Check each line of the records below for the word "新井薬師前" and copy those where it appears.

:::::

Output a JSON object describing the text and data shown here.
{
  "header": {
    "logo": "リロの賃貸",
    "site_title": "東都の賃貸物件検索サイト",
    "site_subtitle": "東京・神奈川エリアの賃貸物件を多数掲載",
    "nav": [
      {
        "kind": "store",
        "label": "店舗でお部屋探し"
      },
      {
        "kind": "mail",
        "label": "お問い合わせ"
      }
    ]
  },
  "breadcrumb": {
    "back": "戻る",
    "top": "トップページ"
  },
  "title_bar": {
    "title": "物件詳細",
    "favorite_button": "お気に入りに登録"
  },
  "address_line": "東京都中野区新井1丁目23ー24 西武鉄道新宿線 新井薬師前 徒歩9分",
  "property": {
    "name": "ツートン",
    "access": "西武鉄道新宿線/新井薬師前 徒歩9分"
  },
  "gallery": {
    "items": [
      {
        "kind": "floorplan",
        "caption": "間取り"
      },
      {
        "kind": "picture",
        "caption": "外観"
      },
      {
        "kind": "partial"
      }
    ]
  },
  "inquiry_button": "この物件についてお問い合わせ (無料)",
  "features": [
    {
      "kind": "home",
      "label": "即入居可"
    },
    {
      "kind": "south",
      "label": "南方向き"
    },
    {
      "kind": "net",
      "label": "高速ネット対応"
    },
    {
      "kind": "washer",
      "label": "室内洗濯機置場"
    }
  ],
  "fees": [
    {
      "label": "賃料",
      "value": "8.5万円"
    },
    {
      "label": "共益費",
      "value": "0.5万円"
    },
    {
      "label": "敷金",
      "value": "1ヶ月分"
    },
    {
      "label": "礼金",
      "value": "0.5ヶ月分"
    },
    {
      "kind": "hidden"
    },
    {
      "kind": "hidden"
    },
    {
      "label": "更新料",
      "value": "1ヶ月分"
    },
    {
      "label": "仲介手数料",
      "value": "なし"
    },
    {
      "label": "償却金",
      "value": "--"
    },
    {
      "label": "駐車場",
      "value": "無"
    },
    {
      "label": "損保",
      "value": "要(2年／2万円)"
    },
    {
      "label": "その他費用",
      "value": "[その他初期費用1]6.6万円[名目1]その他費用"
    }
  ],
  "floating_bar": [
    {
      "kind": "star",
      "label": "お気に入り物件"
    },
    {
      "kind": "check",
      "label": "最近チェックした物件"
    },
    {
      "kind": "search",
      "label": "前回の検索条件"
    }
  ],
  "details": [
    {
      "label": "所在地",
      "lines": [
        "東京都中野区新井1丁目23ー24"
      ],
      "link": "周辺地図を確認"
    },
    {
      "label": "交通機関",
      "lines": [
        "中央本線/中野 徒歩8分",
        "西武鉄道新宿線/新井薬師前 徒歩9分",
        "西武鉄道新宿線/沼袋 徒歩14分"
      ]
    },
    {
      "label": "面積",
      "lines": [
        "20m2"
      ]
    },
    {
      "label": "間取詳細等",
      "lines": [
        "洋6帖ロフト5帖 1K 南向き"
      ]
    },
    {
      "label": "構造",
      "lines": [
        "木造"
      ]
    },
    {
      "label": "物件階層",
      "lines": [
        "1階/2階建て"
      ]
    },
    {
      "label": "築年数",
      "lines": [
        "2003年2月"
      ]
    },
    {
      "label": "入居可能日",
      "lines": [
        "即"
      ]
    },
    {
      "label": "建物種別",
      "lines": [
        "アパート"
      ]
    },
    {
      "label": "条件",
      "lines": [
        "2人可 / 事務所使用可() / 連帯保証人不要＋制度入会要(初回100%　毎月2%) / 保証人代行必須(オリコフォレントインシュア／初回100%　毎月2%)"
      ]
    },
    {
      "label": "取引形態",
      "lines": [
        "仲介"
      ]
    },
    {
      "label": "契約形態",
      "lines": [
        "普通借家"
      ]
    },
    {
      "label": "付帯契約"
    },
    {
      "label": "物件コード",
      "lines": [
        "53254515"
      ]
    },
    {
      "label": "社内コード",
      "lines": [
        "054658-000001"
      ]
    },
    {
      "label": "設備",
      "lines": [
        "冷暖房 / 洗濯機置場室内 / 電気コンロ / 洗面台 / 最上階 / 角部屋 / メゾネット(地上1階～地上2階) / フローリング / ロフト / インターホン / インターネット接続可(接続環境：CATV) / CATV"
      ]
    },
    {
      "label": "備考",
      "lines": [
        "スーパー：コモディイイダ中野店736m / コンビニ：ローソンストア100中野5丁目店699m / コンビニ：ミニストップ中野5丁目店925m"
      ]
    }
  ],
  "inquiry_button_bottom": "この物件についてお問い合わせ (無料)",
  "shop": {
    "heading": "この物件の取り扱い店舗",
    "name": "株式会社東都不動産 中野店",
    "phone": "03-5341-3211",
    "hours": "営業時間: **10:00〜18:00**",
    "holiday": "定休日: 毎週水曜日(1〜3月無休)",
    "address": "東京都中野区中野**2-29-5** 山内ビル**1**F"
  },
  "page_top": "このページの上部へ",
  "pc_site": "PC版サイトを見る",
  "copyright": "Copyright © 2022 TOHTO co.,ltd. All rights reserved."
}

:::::

SOLUTION FOR THIS PROBLEM =
  "address_line": "東京都中野区新井1丁目23ー24 西武鉄道新宿線 新井薬師前 徒歩9分",
    "access": "西武鉄道新宿線/新井薬師前 徒歩9分"
        "西武鉄道新宿線/新井薬師前 徒歩9分",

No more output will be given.